The response must reproduce every record below without alteration.

##### Given data #####

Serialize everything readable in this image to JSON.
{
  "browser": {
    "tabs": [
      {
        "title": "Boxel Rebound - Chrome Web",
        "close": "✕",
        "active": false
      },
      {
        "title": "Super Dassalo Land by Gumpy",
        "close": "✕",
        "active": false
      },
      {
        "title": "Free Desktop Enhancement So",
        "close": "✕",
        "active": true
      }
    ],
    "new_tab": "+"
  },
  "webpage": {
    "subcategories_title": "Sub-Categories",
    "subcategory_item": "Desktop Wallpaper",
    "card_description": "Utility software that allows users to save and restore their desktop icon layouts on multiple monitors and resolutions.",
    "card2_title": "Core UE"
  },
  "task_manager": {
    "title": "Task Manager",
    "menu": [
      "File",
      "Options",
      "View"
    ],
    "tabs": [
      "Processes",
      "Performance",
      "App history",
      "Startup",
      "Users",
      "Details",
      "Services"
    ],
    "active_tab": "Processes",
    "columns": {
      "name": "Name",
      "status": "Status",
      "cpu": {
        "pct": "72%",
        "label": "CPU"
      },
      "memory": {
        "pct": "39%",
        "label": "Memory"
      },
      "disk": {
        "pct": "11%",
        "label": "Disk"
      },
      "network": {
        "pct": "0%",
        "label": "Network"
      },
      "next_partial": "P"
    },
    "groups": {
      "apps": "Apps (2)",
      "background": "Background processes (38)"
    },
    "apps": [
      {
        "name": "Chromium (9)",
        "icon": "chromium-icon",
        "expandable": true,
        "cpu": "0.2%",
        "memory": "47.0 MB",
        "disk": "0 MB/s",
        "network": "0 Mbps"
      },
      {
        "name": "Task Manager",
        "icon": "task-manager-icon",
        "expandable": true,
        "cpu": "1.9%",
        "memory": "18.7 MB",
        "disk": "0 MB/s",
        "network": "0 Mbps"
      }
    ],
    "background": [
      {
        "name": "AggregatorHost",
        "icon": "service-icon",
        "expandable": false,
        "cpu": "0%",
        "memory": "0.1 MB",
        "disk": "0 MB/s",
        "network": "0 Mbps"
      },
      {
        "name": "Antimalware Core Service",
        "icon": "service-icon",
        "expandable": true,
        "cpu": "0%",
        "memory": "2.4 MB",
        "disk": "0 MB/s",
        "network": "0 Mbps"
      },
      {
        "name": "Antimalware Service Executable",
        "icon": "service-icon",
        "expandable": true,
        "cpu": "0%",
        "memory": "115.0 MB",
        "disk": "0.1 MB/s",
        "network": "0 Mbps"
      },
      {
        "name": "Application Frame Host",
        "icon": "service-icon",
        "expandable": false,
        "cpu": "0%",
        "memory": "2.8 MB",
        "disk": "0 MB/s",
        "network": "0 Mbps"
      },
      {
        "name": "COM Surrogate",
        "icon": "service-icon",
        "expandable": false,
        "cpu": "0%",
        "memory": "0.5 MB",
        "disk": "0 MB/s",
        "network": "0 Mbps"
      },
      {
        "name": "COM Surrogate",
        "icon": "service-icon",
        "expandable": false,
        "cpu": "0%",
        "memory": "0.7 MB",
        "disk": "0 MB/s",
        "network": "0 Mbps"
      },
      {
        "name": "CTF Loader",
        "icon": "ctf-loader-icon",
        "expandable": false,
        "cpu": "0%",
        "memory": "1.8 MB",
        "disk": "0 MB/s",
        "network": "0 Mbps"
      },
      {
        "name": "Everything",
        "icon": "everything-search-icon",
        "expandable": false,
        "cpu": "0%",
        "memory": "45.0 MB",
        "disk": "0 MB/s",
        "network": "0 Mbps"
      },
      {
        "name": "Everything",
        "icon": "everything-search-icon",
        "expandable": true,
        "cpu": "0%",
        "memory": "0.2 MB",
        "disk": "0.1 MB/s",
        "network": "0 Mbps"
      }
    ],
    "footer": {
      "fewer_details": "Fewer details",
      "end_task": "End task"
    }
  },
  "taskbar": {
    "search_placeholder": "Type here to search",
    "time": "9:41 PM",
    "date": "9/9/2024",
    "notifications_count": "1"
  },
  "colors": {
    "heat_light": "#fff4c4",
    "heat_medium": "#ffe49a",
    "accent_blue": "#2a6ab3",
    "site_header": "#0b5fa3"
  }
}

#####

§ **Exercise result**:
Serialize everything readable in this image to JSON.
{
  "browser": {
    "tabs": [
      {
        "title": "Boxel Rebound - Chrome Web",
        "close": "✕",
        "active": false
      },
      {
        "title": "Super Dassalo Land by Gumpy",
        "close": "✕",
        "active": false
      },
      {
        "title": "Free Desktop Enhancement So",
        "close": "✕",
        "active": true
      }
    ],
    "new_tab": "+"
  },
  "webpage": {
    "subcategories_title": "Sub-Categories",
    "subcategory_item": "Desktop Wallpaper",
    "card_description": "Utility software that allows users to save and restore their desktop icon layouts on multiple monitors and resolutions.",
    "card2_title": "Core UE"
  },
  "task_manager": {
    "title": "Task Manager",
    "menu": [
      "File",
      "Options",
      "View"
    ],
    "tabs": [
      "Processes",
      "Performance",
      "App history",
      "Startup",
      "Users",
      "Details",
      "Services"
    ],
    "active_tab": "Processes",
    "columns": {
      "name": "Name",
      "status": "Status",
      "cpu": {
        "pct": "72%",
        "label": "CPU"
      },
      "memory": {
        "pct": "39%",
        "label": "Memory"
      },
      "disk": {
        "pct": "11%",
        "label": "Disk"
      },
      "network": {
        "pct": "0%",
        "label": "Network"
      },
      "next_partial": "P"
    },
    "groups": {
      "apps": "Apps (2)",
      "background": "Background processes (38)"
    },
    "apps": [
      {
        "name": "Chromium (9)",
        "icon": "chromium-icon",
        "expandable": true,
        "cpu": "0.2%",
        "memory": "47.0 MB",
        "disk": "0 MB/s",
        "network": "0 Mbps"
      },
      {
        "name": "Task Manager",
        "icon": "task-manager-icon",
        "expandable": true,
        "cpu": "1.9%",
        "memory": "18.7 MB",
        "disk": "0 MB/s",
        "network": "0 Mbps"
      }
    ],
    "background": [
      {
        "name": "AggregatorHost",
        "icon": "service-icon",
        "expandable": false,
        "cpu": "0%",
        "memory": "0.1 MB",
        "disk": "0 MB/s",
        "network": "0 Mbps"
      },
      {
        "name": "Antimalware Core Service",
        "icon": "service-icon",
        "expandable": true,
        "cpu": "0%",
        "memory": "2.4 MB",
        "disk": "0 MB/s",
        "network": "0 Mbps"
      },
      {
        "name": "Antimalware Service Executable",
        "icon": "service-icon",
        "expandable": true,
        "cpu": "0%",
        "memory": "115.0 MB",
        "disk": "0.1 MB/s",
        "network": "0 Mbps"
      },
      {
        "name": "Application Frame Host",
        "icon": "service-icon",
        "expandable": false,
        "cpu": "0%",
        "memory": "2.8 MB",
        "disk": "0 MB/s",
        "network": "0 Mbps"
      },
      {
        "name": "COM Surrogate",
        "icon": "service-icon",
        "expandable": false,
        "cpu": "0%",
        "memory": "0.5 MB",
        "disk": "0 MB/s",
        "network": "0 Mbps"
      },
      {
        "name": "COM Surrogate",
        "icon": "service-icon",
        "expandable": false,
        "cpu": "0%",
        "memory": "0.7 MB",
        "disk": "0 MB/s",
        "network": "0 Mbps"
      },
      {
        "name": "CTF Loader",
        "icon": "ctf-loader-icon",
        "expandable": false,
        "cpu": "0%",
        "memory": "1.8 MB",
        "disk": "0 MB/s",
        "network": "0 Mbps"
      },
      {
        "name": "Everything",
        "icon": "everything-search-icon",
        "expandable": false,
        "cpu": "0%",
        "memory": "45.0 MB",
        "disk": "0 MB/s",
        "network": "0 Mbps"
      },
      {
        "name": "Everything",
        "icon": "everything-search-icon",
        "expandable": true,
        "cpu": "0%",
        "memory": "0.2 MB",
        "disk": "0.1 MB/s",
        "network": "0 Mbps"
      }
    ],
    "footer": {
      "fewer_details": "Fewer details",
      "end_task": "End task"
    }
  },
  "taskbar": {
    "search_placeholder": "Type here to search",
    "time": "9:41 PM",
    "date": "9/9/2024",
    "notifications_count": "1"
  },
  "colors": {
    "heat_light": "#fff4c4",
    "heat_medium": "#ffe49a",
    "accent_blue": "#2a6ab3",
    "site_header": "#0b5fa3"
  }
}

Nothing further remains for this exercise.